Writers know that revisions come in rounds, like a boxing match, a heavyweight one. Someone I find extremely helpful is Holly Lisle. She has a bunch of information on revising your manuscript. She calls it the One Pass Manuscript Revision. I found it challenging but helpful.
Good luck to all you NaNo’s and keep writing. You can catch up on sleep in December.
After a short birthday break in beautiful San Diego, California, I’m back to my writer’s world, feeling a little down.
Like many writers one gets discouraged after a couple of years or five. I’m most happy when I’m writing stories, following the character on a journey, ending up in places I hadn’t intended. I have to confess that I like revision too. At least I’m still with my characters, in the story.
Right now I’m in the close to blah place: sending out queries, reading rejection letters and submitting poetry and short pieces to small journals.
What perks me up is blogging. I can write, post, maybe a few readers or fellow writers like the subject, and I feel a connection to the comments. Someone hears me, someone is talking with me. It feels like community. This helps motivate me to keep on keeping on.
Today, I want to continue with what I learned at the A Room of Her Own (AROHO) writer’s retreat last month.
Agents. Ack! FInding one is like searching for the Holy Grail. They don’t drop out of the sky or come knocking at your door. A writer hopes their query letter grabs and holds them until they finish reading the darn letter, jot down your name, and call you. It could happen. Or not.
Truth is Literary Agents are working people. They have to make a living. If they take a gamble on a writer, the odds better be in their favor.
I’ve noticed that in the last three years, conferences invite Agents and writers to participate in an Agent/Writer speed dating event. The writer has 90 seconds to 3 minutes to make their pitch before the bell rings and the writer moves on. Nerve-wracking, mind boggling, exhausting (but that’s just my opinion).
For those of you who don’t chose to pay and involve yourself with the speed dating scene (at least for now), here’s some advice and wisdom from an agent I had the pleasure to hear speak at AROHO 2013.

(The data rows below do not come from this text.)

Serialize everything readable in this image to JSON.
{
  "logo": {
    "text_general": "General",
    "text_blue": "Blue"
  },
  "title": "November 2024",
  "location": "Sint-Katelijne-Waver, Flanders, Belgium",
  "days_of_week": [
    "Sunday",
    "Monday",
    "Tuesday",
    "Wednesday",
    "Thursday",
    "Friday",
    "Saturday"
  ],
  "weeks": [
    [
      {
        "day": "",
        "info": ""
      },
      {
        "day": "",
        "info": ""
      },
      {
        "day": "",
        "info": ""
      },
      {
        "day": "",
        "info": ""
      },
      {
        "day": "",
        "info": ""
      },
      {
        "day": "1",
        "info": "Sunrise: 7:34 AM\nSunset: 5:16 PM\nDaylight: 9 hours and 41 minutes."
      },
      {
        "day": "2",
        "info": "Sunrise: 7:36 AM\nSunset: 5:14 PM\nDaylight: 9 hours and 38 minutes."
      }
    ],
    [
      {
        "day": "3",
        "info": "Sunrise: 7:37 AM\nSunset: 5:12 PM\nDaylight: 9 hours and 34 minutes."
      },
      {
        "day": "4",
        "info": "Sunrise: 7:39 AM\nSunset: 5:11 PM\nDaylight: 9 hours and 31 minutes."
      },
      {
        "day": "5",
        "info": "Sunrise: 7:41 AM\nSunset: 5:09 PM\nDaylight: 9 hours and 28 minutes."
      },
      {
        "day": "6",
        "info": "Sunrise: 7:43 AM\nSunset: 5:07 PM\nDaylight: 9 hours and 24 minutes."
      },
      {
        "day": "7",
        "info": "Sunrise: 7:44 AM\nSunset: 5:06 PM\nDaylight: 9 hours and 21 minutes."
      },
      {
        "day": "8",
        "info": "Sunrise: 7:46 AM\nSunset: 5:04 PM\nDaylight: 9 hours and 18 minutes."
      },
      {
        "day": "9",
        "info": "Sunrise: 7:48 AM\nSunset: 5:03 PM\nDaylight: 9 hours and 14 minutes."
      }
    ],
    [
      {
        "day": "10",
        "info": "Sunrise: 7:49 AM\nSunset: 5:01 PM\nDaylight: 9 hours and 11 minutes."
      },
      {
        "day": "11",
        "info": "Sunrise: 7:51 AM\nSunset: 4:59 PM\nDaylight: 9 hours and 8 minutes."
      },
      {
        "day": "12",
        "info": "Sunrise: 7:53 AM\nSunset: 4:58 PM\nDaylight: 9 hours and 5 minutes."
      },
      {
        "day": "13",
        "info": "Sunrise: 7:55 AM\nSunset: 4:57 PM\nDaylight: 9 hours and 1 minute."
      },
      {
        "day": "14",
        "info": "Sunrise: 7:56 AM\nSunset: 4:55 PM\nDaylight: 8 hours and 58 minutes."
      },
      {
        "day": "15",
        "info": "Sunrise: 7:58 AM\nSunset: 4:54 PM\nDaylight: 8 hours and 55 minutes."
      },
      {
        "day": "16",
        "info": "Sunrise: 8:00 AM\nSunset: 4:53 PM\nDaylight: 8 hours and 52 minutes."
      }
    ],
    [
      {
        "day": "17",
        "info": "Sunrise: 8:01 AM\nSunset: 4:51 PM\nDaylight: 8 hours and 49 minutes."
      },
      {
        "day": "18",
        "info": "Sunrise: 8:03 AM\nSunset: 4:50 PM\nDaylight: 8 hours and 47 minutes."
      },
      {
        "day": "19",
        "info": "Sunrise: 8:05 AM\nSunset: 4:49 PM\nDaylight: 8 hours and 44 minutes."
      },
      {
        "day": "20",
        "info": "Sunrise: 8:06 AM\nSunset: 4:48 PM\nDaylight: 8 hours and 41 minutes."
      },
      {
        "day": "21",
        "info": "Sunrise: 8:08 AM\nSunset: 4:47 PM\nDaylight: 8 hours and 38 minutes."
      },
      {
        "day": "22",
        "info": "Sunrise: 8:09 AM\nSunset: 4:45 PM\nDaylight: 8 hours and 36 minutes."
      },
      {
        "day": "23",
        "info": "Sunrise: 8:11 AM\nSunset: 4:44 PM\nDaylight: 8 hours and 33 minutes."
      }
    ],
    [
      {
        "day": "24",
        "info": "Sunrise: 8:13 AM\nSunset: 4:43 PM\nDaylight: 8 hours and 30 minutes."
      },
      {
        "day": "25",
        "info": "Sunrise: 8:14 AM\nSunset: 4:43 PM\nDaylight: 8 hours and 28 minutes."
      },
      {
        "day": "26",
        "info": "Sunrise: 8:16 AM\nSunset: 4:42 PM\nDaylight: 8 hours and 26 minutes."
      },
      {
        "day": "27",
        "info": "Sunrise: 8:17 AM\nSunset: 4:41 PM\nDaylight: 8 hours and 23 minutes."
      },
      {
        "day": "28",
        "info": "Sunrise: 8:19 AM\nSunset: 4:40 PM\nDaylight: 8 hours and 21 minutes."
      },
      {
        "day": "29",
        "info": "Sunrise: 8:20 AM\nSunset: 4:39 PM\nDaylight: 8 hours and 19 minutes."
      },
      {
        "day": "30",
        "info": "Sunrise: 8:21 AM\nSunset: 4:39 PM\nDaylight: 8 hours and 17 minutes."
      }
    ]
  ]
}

Joy Harris established the Harris Literary Agency. She is most interested in literary fiction and narrative non-fiction. Her interest is in working directly with writers to help guide their careers, negotiate on their behalf, and protect their work. At the AROHO retreat she presented a short workshop on
“What I Wish Writer’s Knew.”
“Who is going to read my book.” Writers should have a good idea of their audience. Tip: “Everyone,” is not the answer. Think age range, educational level, personal or professional, and interests. Communicate this to an agent.
Your MS has to excite the agent, right away from that first sentence of the first paragraph. Editors and Agents have less time and the pile of manuscripts (MS) is higher.
Find avenues to get your shorter works published. Research journals and small presses. Get your work out there. (I subscribe to Poets and Writers magazine and they have an online search for writing contests and journals).
Approach an Agent Appropriately. Find out which agents represent books in your genre. Read the submission rules and follow them. Keep your query letter short-one page. Be prepared to make your pitch short and sweet. (Rachelle Gardner has a fill in the blank pitch).
Short stories and memoirs are not selling as well as before, but are much easier to publish if the short stories/memoir is your second or third book.
Self-publishing and E-Book publishing are difficult. Be prepared to be the agent, writer, publisher and marketer.
Publishers want writers with a platform whether it is celebrity, social media, or professional connections.
Publishers want writers to have publishing credits: work in journals, magazines, awards, contest winners or honorable mentions.
Contracts: Don’t sign a contract that ties you to an agent for “…all future works.” It should have a 30 day notice of termination.
Bottom line is there is no easy road to publishing, but we can prepare ourselves with up-to-date maps, rest stops, and visits along the way to make the cross country journey a little easier.
Inner strength, patience, humor, and community helps. So does coffee, dark chocolate and good wine.